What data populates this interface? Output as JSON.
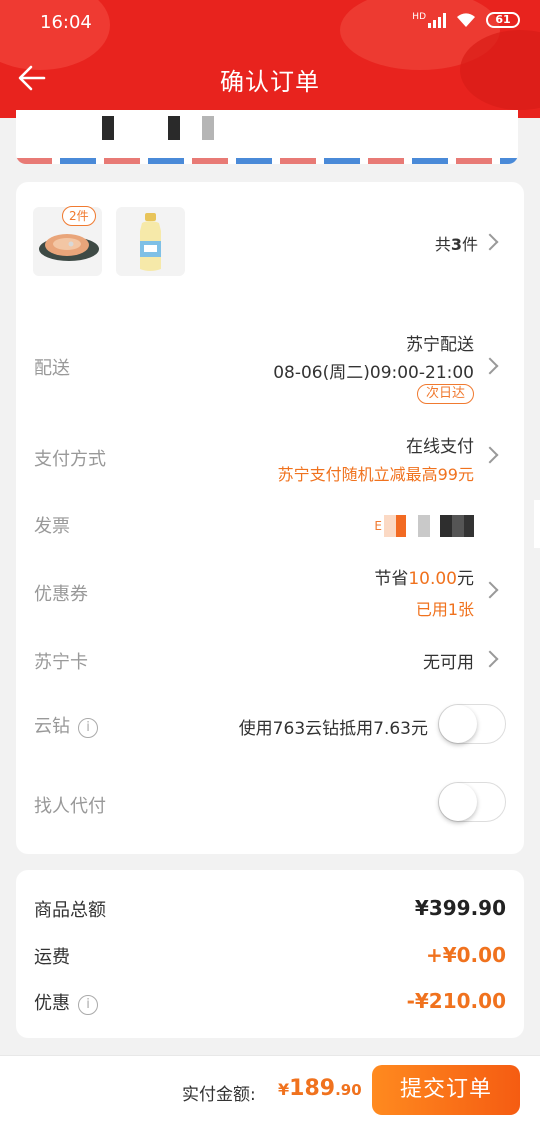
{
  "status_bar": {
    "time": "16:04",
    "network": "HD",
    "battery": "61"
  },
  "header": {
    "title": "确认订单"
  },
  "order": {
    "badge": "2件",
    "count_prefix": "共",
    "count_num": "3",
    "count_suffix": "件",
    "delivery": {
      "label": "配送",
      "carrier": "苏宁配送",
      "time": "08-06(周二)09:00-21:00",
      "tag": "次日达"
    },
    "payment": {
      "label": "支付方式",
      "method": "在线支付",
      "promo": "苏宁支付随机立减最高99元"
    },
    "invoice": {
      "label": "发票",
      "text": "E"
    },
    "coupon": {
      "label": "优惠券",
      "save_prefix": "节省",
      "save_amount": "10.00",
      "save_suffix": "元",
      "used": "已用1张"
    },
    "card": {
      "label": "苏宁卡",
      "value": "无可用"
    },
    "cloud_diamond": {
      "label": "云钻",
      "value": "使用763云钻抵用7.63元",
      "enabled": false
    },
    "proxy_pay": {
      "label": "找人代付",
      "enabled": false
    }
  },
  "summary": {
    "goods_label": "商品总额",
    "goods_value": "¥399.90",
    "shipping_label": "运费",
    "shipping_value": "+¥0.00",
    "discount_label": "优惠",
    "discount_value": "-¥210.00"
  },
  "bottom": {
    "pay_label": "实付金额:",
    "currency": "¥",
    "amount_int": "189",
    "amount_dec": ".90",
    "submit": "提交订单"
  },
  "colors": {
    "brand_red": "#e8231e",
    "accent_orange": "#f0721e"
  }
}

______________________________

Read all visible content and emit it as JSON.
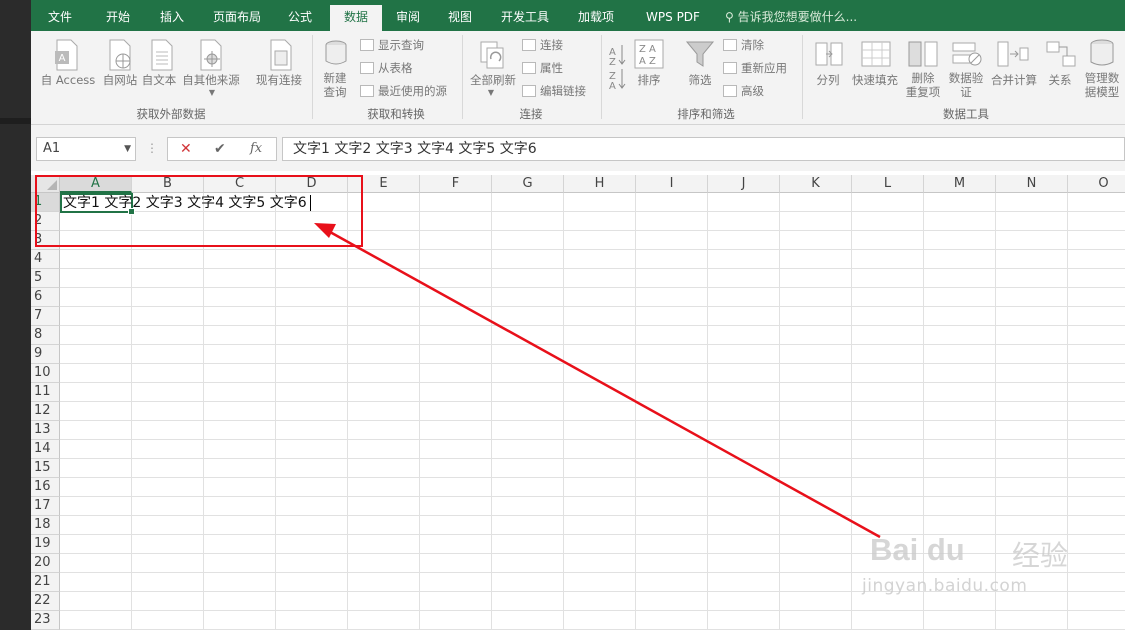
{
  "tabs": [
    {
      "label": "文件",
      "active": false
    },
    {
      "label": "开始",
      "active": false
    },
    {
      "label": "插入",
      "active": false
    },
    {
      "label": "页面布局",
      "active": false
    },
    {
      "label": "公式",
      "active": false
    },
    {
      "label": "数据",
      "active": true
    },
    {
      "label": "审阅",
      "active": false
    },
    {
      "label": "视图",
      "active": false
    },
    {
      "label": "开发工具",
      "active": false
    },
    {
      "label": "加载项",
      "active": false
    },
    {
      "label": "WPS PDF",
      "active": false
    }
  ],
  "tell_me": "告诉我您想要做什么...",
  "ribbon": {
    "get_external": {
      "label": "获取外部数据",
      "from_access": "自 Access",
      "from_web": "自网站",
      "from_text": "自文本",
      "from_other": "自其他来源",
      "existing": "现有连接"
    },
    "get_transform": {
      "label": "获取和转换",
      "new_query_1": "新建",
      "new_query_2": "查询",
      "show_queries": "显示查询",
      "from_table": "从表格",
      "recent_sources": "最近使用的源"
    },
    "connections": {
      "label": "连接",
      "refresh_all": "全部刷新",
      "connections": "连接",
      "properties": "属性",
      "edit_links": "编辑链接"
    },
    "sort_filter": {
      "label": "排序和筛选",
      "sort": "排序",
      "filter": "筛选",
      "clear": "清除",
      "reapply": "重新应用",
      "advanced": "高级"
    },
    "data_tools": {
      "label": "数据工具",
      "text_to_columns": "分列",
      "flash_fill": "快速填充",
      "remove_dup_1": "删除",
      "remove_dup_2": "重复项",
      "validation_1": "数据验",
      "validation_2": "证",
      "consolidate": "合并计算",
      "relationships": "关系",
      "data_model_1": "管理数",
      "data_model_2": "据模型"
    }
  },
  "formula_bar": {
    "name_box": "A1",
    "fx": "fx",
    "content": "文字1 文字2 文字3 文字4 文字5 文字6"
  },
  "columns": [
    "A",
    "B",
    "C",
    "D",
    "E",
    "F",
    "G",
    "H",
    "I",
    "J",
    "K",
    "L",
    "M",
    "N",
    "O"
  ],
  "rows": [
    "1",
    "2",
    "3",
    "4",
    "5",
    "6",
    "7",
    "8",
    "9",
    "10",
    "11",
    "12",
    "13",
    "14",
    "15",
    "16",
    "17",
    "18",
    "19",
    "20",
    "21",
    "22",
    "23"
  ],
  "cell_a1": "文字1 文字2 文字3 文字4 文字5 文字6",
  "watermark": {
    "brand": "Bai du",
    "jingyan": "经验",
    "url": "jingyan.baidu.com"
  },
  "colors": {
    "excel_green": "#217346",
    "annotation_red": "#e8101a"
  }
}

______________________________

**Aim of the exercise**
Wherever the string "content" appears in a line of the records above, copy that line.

**Output of the task**
Read all visible content and emit it as JSON.
    "content": "文字1 文字2 文字3 文字4 文字5 文字6"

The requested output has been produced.